- Your task -
For each entry below, output it exactly as it stands.

- Supplied data -
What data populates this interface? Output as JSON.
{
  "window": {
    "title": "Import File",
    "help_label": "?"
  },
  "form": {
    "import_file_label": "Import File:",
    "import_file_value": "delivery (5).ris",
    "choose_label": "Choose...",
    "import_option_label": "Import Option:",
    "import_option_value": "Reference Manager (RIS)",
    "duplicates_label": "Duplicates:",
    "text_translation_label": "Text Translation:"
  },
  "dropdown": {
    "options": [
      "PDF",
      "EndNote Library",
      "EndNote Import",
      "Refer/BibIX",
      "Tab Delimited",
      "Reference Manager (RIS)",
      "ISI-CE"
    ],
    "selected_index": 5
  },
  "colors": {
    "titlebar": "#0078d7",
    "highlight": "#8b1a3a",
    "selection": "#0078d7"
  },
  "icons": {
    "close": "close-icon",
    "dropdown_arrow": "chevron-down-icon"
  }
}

- Task result -
What data populates this interface? Output as JSON.
{
  "window": {
    "title": "Import File",
    "help_label": "?"
  },
  "form": {
    "import_file_label": "Import File:",
    "import_file_value": "delivery (5).ris",
    "choose_label": "Choose...",
    "import_option_label": "Import Option:",
    "import_option_value": "Reference Manager (RIS)",
    "duplicates_label": "Duplicates:",
    "text_translation_label": "Text Translation:"
  },
  "dropdown": {
    "options": [
      "PDF",
      "EndNote Library",
      "EndNote Import",
      "Refer/BibIX",
      "Tab Delimited",
      "Reference Manager (RIS)",
      "ISI-CE"
    ],
    "selected_index": 5
  },
  "colors": {
    "titlebar": "#0078d7",
    "highlight": "#8b1a3a",
    "selection": "#0078d7"
  },
  "icons": {
    "close": "close-icon",
    "dropdown_arrow": "chevron-down-icon"
  }
}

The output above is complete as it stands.